▶ [Aim of the task]: Copy out lines with the word "sender" from the material that follows.

Records supplied below:

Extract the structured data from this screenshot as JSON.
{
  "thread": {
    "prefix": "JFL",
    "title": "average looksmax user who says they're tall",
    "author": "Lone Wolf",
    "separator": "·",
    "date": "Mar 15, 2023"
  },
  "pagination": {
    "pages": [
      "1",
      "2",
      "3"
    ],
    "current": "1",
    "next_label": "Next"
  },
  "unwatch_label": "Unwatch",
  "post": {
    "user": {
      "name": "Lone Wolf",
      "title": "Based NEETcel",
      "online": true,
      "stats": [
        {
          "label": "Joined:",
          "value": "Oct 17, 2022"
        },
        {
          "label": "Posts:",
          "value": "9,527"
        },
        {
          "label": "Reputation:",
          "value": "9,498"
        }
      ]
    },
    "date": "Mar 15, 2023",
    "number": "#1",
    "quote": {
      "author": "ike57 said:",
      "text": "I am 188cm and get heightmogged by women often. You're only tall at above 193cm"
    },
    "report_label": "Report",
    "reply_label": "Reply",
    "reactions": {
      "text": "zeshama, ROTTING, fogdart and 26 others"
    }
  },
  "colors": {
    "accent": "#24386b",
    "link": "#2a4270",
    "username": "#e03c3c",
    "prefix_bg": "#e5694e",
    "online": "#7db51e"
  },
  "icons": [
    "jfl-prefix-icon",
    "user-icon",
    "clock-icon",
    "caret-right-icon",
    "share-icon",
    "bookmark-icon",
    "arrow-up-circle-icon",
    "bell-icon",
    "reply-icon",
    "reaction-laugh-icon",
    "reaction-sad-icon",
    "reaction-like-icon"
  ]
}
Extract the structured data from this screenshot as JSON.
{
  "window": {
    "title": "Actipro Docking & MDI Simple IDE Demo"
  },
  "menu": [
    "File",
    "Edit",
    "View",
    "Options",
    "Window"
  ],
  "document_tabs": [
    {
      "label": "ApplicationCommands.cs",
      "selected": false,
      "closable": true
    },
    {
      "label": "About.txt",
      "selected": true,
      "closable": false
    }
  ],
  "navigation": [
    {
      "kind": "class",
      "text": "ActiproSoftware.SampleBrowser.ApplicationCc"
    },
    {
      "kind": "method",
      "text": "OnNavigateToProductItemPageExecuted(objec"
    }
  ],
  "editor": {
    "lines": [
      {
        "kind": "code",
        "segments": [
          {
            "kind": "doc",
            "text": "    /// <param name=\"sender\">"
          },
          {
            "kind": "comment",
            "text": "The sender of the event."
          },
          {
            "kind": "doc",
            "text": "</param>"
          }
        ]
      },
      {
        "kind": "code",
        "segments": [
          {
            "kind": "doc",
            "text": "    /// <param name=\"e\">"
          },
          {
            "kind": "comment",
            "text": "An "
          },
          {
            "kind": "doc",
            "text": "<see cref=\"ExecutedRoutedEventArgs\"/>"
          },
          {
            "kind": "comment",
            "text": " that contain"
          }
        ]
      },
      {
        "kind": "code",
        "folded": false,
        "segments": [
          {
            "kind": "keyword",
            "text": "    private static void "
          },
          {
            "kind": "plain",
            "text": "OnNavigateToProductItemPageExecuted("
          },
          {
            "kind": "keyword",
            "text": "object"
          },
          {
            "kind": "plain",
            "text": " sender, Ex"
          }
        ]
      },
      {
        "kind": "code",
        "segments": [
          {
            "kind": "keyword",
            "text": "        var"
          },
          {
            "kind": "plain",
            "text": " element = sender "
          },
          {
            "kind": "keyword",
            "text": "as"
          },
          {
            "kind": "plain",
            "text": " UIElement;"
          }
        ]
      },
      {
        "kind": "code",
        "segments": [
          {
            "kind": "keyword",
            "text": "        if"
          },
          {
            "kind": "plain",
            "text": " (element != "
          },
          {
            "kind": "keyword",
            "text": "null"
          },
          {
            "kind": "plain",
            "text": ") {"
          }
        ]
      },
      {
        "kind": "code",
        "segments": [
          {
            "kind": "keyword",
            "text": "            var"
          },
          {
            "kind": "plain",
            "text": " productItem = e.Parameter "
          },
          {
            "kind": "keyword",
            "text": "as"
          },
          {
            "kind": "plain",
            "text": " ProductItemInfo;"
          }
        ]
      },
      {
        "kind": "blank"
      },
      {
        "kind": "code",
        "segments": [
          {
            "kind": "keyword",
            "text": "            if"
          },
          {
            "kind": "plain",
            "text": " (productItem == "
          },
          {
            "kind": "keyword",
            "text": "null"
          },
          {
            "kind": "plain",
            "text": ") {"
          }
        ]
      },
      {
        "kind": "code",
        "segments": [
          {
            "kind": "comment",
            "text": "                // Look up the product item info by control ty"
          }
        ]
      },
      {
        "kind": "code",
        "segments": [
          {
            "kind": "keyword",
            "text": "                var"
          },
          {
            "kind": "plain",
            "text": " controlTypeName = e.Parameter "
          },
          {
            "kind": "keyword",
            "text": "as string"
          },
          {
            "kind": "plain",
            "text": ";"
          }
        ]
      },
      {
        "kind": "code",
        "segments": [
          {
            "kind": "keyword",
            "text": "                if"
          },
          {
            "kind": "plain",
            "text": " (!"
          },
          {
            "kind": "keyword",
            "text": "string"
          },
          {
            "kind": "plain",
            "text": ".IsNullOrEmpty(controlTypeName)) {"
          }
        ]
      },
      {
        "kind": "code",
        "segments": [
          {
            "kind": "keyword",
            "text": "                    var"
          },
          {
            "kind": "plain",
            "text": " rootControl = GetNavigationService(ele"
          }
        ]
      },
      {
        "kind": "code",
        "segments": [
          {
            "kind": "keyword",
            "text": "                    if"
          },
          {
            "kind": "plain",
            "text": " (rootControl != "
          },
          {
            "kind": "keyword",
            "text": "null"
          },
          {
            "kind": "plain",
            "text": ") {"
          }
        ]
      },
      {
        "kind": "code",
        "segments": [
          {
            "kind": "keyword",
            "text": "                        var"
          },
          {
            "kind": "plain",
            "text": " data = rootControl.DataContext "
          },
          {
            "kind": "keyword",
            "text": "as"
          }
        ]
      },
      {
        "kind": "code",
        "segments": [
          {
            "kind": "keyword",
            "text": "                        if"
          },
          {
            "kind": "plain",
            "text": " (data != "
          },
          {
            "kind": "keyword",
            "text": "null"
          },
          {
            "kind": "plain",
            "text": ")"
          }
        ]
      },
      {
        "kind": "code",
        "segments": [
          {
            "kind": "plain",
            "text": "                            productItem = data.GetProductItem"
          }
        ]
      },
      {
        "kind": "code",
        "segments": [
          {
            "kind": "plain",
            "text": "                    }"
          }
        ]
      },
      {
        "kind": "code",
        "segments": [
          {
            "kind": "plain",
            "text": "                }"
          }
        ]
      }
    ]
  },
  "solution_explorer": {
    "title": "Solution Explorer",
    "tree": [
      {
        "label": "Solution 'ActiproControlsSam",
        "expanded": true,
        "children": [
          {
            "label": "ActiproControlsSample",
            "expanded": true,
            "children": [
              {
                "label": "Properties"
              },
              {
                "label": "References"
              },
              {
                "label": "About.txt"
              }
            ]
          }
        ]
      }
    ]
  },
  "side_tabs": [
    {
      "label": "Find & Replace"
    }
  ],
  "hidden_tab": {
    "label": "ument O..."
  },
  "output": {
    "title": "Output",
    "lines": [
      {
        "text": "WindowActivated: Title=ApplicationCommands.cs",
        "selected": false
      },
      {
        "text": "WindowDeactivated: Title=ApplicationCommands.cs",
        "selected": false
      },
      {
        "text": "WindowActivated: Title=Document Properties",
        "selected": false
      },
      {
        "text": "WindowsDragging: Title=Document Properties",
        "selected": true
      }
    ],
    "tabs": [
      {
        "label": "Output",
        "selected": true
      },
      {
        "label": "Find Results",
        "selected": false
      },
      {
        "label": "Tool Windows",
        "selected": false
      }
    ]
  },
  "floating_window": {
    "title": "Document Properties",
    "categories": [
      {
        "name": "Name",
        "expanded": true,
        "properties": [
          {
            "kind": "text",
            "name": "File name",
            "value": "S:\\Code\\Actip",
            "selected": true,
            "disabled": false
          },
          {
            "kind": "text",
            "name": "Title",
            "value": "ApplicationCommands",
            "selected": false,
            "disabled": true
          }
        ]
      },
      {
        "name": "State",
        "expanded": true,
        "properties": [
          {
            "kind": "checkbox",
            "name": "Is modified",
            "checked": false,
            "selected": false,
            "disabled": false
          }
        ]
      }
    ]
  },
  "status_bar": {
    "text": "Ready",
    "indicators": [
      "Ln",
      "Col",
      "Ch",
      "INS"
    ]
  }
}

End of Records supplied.
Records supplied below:

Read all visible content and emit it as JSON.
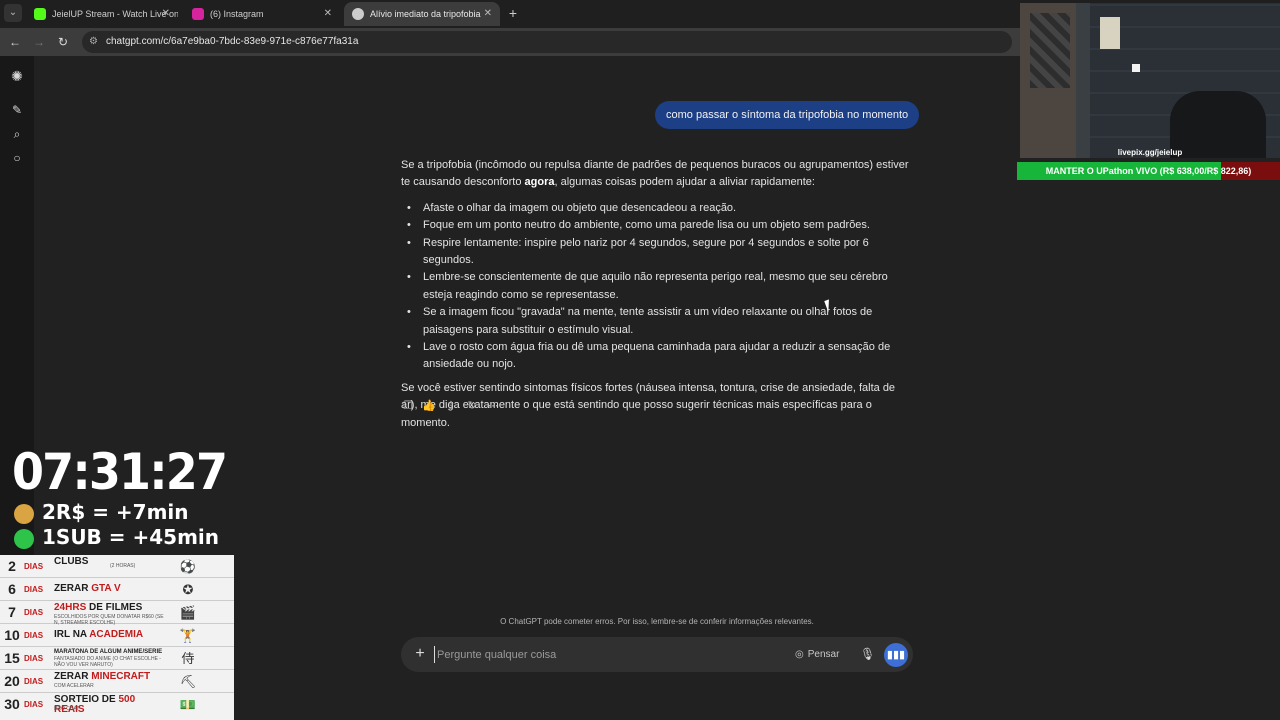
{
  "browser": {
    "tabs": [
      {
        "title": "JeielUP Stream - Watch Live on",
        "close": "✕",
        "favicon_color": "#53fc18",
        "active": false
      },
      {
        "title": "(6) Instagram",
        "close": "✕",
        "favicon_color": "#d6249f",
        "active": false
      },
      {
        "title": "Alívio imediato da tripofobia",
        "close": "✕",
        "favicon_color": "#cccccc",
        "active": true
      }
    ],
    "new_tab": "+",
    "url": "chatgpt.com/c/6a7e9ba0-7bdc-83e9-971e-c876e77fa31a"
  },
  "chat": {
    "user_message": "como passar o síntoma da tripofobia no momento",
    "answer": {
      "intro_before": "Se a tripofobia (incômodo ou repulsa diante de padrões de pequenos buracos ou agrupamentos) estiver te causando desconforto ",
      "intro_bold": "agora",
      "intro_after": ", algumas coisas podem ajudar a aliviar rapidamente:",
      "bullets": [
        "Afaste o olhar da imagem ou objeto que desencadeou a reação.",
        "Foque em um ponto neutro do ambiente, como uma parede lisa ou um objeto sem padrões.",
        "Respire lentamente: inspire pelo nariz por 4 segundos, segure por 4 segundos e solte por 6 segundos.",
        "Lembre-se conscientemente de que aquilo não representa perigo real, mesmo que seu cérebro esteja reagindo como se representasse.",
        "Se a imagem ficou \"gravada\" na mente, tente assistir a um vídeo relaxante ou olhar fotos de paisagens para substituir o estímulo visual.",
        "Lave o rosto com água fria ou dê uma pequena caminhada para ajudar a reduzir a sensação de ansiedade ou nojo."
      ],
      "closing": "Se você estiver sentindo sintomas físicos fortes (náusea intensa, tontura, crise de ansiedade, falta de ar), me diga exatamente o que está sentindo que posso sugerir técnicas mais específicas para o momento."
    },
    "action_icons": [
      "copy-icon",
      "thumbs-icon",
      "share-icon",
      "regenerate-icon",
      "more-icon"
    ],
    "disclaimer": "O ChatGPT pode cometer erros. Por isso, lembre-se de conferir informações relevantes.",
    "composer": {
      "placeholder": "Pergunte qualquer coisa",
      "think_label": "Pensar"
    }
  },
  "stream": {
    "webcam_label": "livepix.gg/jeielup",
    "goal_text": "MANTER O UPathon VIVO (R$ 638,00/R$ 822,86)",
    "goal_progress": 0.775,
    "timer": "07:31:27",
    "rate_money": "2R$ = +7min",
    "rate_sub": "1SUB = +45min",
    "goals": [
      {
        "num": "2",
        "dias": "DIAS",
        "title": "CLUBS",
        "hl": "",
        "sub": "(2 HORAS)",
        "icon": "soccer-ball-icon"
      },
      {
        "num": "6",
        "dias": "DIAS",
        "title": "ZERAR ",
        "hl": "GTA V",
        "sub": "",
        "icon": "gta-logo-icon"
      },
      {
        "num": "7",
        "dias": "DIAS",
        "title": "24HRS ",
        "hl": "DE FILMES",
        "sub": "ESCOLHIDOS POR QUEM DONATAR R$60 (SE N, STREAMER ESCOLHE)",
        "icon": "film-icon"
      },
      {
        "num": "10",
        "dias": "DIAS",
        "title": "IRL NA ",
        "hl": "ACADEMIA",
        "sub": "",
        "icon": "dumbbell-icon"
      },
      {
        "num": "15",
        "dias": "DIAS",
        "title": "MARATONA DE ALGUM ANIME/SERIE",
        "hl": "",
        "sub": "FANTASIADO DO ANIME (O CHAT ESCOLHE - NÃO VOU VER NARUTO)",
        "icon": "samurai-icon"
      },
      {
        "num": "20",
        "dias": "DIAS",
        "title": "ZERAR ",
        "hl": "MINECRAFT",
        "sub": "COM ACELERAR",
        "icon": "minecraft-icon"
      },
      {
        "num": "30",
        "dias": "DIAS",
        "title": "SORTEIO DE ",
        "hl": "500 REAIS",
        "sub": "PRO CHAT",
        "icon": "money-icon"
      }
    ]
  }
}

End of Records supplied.

▶ [Written answer]:
            "text": "    /// <param name=\"sender\">"
            "text": "The sender of the event."
            "text": " sender, Ex"
            "text": " element = sender "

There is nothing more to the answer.